Here, K1 is the first key, and its value is a street address. The second key, K2, is a phone number, and K3 is the name of a city. Admittedly, these are simple examples of storing string values — the data you keep in a key-value store can be far more complex. Values could just as easily be HTML fragments, nested JSON documents, or base64-encoded images.

As you can see from this example, key-value stores do not have defined data types, because they can contain almost anything. They don’t recognize or require relationships between values, as there are no columnar relationships in a key-value database. And there’s no need to learn a query language, because there is no language to learn. 

More intuitive data modeling, flexibility, and scale

Beyond that, NoSQL databases provide even more intuitive data modeling, flexibility, and scale. They also aren’t subject to the complexity of SQL join queries, or the unbounded nature of any queries that typically characterize an RDBMS.

In many cases, using a key to perform a search can return a single data value far more quickly than in a relational database. Clients retrieve data using simple get, put, and delete commands, enabling key-value stores to have generally higher performance. The client can also get the value of a key, assign a value for that key, or delete a key from the data store. 

It’s important to note that the key-value database doesn’t have any preferences about what gets stored inside it. Rather, it's the responsibility of the application using that database to understand what’s being stored.

The downsides of key-value databases

The benefits of key-value databases don’t necessarily spell out the demise of RDBMS databases. In cases where highly structured data is needed, RDBMS databases can be very useful. Here are some important key-value database drawbacks to know before you implement one to solve your problems:

  • No query language: Depending on your use case, lacking a unified query language can result in commonly used queries for one database being inaccessible from other key-value databases — meaning you’ll have to make new ones.

  • No key, no value: If, for some reason, you can’t procure the key to return your value, the value is essentially locked away in a black box.

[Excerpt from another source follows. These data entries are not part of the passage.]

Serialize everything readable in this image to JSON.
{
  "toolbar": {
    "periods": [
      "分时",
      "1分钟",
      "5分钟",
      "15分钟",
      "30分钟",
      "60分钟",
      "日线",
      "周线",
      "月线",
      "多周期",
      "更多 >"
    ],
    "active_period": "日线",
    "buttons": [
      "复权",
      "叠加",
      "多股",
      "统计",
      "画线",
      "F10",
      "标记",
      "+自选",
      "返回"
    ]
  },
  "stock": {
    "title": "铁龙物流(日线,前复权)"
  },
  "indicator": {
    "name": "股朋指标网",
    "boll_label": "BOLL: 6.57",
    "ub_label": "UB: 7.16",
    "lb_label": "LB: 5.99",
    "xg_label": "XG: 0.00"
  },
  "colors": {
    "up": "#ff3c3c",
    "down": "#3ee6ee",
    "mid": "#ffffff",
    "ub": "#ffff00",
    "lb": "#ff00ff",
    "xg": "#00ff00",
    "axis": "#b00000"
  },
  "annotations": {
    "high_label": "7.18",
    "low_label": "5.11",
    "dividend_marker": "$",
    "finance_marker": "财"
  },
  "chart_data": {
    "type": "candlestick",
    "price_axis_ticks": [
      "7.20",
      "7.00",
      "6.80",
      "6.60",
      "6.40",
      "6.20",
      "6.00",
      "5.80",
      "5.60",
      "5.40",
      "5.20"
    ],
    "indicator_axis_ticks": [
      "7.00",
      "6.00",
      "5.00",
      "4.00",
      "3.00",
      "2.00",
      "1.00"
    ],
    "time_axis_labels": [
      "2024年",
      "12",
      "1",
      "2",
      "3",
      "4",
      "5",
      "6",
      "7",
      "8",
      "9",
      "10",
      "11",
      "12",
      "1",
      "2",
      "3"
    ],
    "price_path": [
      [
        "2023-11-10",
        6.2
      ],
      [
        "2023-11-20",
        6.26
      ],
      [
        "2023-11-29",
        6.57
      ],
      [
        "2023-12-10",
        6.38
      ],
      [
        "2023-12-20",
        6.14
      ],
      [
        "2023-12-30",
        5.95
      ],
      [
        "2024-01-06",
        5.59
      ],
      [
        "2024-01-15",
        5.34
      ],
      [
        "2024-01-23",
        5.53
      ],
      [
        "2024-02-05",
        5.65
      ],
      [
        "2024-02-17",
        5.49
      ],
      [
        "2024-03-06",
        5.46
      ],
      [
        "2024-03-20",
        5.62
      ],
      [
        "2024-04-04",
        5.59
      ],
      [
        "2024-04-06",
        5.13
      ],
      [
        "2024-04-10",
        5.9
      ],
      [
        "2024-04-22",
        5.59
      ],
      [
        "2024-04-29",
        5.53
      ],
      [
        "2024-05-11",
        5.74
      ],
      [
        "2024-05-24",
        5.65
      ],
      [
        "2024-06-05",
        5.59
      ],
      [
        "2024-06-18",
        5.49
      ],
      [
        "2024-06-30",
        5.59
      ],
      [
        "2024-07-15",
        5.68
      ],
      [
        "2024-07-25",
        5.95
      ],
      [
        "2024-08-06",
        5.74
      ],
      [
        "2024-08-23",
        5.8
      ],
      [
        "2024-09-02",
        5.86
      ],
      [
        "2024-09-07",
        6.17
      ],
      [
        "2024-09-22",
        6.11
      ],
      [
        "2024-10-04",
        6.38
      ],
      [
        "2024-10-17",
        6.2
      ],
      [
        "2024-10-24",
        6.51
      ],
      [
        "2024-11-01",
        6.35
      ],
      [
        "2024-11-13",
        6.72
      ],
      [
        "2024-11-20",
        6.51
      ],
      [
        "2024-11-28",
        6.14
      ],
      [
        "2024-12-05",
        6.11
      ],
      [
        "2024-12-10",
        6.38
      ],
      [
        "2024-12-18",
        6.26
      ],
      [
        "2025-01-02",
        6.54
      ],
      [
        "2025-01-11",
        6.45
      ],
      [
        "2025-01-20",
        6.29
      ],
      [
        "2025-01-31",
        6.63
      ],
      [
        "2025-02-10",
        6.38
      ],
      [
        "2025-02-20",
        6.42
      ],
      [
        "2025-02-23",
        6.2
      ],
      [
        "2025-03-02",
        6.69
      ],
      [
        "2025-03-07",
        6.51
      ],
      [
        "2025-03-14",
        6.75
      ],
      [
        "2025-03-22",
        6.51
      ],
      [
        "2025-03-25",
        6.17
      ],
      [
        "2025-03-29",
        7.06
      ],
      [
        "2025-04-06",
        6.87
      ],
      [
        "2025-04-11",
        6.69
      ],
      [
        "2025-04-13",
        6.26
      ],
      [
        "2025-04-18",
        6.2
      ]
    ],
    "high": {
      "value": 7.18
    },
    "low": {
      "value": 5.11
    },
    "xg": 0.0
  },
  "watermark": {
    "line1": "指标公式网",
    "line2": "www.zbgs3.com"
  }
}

  • Nonfilterable values: Databases can’t understand the data they store, so sometimes entire values will be returned instead of the specific information requested by the client. This is far less performant than returning only the portion of the value you need.

  • Whole updates: To update a part of a value, you need to update the entire value, which can have a huge impact on your performance.

When used correctly, a key-value store’s lack of structure can be made up for in overall read performance, the ability to handle high volumes of traffic, and flexibility. All this can result in hugely improved developer productivity. And since key-value stores don’t require a rigidly defined structure schema, it’s easier to customize them for a variety of use cases in a way that isn’t possible for an RDBMS. 

The future of efficient data storage starts here

At the end of the day, not every application needs a relational database. Often, developers spend countless hours setting up relational databases and schemas, and dealing with object-relational mapping systems — time that could be better spent creating something new with simple key-value store options that work well with many applications.

Enter EdgeKV, Akamai’s distributed key-value store for building data-driven EdgeWorkers applications that require fast, frequent reads and infrequent writes. EdgeKV is simple to embed with a variety of applications, allowing developers to quickly read and write data at the edge — which reduces overhead from long and latent round trips to the cloud or to origin data centers.

Get started with EdgeKV

Ready to experience the future of databases? Take advantage of these resources to get started with EdgeKV:

Originally published December 21, 2020; updated June 2022 

 



Jeffery Costa

Written by

Jeffrey Costa

June 17, 2022

Jeffrey Costa is a Senior Product Manager for Edge Compute at Akamai Technologies.